Supplied records START

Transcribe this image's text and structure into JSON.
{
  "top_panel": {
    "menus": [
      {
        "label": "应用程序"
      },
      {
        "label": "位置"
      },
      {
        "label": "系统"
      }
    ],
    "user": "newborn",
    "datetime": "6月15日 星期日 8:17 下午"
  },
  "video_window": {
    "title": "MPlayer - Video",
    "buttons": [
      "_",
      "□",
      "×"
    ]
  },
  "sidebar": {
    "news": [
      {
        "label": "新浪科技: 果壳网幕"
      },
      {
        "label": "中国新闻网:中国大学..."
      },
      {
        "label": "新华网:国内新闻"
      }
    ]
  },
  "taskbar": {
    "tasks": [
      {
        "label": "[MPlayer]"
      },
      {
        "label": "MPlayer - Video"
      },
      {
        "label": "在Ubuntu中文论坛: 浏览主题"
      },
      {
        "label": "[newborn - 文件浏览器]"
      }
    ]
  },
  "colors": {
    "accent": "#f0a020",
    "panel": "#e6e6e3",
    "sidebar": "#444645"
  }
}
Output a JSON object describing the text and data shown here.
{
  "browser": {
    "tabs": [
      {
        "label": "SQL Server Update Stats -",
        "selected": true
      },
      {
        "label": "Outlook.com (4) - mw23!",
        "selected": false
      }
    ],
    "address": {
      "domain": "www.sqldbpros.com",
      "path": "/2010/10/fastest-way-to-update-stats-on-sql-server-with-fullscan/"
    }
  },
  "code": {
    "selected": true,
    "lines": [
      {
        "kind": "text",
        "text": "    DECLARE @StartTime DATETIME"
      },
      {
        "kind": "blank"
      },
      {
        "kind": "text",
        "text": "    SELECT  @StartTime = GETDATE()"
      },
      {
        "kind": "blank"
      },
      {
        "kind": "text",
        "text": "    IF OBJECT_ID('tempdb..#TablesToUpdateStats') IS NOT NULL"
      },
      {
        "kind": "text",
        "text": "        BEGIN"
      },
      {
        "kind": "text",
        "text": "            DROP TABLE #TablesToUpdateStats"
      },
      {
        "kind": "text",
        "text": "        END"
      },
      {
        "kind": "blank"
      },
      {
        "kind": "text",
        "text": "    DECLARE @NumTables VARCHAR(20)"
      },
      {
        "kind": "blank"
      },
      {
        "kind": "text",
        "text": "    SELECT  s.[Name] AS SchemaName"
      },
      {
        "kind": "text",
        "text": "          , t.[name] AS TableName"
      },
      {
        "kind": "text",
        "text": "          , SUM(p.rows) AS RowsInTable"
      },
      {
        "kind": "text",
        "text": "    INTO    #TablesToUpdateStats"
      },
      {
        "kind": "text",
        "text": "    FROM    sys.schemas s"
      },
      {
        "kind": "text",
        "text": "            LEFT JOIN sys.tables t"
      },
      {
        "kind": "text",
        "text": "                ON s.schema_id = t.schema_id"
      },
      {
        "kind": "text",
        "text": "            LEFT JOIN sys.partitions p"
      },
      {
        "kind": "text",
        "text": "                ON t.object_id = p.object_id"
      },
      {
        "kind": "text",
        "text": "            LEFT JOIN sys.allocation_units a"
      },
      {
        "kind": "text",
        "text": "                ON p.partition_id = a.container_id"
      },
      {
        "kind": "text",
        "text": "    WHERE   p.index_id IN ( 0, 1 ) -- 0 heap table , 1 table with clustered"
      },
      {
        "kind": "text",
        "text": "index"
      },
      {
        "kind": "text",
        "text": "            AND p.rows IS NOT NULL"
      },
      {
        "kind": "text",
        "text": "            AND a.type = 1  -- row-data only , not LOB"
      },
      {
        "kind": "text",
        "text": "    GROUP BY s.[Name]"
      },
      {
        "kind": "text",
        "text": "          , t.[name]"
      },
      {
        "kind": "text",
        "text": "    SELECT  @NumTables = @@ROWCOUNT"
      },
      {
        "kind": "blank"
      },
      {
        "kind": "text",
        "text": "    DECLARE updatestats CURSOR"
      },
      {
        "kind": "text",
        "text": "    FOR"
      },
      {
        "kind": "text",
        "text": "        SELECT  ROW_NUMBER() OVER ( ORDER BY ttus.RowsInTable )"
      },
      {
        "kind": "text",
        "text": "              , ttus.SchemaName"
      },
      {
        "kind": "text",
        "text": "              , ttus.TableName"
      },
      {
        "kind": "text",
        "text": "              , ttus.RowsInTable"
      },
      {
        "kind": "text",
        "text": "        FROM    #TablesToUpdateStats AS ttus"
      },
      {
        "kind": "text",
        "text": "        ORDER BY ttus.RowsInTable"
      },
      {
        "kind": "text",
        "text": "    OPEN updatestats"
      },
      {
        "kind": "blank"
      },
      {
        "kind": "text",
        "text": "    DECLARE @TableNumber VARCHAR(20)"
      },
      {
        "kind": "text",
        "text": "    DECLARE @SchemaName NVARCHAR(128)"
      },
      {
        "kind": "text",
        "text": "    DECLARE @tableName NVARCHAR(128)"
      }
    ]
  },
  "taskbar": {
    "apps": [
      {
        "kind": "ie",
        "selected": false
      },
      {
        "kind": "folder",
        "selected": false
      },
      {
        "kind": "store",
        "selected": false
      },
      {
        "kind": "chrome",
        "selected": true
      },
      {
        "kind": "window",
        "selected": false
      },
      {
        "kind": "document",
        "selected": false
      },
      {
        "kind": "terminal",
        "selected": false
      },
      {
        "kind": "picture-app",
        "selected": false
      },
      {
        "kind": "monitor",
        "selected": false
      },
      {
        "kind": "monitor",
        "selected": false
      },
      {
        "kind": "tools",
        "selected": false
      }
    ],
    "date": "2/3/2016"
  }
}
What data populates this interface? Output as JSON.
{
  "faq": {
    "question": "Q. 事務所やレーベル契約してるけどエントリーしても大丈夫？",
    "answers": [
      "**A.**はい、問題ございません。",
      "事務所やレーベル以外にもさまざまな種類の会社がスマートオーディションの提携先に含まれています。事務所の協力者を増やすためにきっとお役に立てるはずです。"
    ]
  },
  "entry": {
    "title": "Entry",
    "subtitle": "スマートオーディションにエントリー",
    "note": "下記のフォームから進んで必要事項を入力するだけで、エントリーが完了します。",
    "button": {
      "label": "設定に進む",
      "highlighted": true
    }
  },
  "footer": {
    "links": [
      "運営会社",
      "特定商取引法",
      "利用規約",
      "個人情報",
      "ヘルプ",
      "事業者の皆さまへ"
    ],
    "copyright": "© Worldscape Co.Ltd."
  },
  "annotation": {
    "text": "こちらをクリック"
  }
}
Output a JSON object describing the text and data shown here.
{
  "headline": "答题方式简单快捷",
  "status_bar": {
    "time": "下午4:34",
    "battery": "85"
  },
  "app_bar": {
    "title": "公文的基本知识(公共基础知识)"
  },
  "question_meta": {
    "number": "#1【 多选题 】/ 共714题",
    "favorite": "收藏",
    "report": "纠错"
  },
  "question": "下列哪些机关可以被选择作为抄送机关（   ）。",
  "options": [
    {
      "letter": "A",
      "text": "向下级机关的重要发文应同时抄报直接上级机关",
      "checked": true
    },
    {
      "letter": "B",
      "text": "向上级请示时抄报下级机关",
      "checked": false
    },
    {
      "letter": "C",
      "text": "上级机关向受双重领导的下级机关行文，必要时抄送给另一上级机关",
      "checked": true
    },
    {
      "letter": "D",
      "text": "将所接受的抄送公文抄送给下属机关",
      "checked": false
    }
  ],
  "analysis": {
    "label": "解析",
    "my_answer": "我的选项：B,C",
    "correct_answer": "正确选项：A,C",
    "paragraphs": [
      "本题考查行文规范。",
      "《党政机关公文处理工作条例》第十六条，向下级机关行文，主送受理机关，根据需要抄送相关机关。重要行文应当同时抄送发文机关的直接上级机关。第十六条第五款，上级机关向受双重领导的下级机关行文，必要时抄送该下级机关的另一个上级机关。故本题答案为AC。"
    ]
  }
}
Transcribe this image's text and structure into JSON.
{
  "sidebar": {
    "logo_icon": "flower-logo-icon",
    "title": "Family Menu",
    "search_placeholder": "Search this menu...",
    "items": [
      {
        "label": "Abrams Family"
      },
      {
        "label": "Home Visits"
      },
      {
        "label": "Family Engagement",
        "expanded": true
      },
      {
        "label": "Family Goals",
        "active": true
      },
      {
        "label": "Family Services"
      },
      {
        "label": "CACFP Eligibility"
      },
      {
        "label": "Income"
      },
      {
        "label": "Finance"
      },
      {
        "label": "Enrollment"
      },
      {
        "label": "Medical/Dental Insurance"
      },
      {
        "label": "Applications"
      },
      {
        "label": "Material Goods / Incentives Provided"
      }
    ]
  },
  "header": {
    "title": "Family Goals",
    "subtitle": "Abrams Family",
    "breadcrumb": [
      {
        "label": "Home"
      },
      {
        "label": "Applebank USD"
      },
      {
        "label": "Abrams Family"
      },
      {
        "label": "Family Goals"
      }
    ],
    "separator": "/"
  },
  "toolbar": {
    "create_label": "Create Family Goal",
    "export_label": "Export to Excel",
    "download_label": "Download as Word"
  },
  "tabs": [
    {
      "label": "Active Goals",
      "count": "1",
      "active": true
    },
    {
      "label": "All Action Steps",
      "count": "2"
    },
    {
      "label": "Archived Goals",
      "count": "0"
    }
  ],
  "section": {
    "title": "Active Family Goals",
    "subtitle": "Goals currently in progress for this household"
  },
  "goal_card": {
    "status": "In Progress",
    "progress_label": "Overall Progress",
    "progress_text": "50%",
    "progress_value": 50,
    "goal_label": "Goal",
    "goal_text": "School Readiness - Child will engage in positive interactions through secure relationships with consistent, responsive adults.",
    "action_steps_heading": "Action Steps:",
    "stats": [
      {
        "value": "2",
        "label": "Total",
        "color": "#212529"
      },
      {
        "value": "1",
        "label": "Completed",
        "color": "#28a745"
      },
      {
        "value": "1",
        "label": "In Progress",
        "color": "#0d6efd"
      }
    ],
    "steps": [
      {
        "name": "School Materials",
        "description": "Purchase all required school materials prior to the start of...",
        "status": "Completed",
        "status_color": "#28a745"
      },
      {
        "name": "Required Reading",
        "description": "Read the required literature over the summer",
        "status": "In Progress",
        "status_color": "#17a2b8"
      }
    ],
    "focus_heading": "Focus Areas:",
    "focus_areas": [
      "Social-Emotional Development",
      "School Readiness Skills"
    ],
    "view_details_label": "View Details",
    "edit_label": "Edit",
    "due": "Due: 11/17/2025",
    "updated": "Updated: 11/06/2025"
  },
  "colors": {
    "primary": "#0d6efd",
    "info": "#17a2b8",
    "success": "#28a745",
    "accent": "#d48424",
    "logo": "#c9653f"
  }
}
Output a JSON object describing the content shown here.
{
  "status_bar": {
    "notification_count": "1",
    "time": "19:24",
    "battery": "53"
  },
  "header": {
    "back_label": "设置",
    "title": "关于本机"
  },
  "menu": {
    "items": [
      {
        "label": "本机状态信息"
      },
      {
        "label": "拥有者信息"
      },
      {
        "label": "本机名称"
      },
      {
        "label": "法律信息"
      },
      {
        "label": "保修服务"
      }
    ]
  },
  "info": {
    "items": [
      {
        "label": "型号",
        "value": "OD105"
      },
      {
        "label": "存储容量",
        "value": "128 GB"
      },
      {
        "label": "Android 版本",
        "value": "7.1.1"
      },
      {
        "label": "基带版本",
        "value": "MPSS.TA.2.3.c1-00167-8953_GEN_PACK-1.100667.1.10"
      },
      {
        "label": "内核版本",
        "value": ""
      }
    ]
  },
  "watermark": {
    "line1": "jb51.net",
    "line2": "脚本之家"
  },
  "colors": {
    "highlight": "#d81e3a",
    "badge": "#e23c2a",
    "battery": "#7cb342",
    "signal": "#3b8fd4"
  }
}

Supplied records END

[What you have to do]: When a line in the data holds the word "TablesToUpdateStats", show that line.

[The completed task]:
        "text": "    IF OBJECT_ID('tempdb..#TablesToUpdateStats') IS NOT NULL"
        "text": "            DROP TABLE #TablesToUpdateStats"
        "text": "    INTO    #TablesToUpdateStats"
        "text": "        FROM    #TablesToUpdateStats AS ttus"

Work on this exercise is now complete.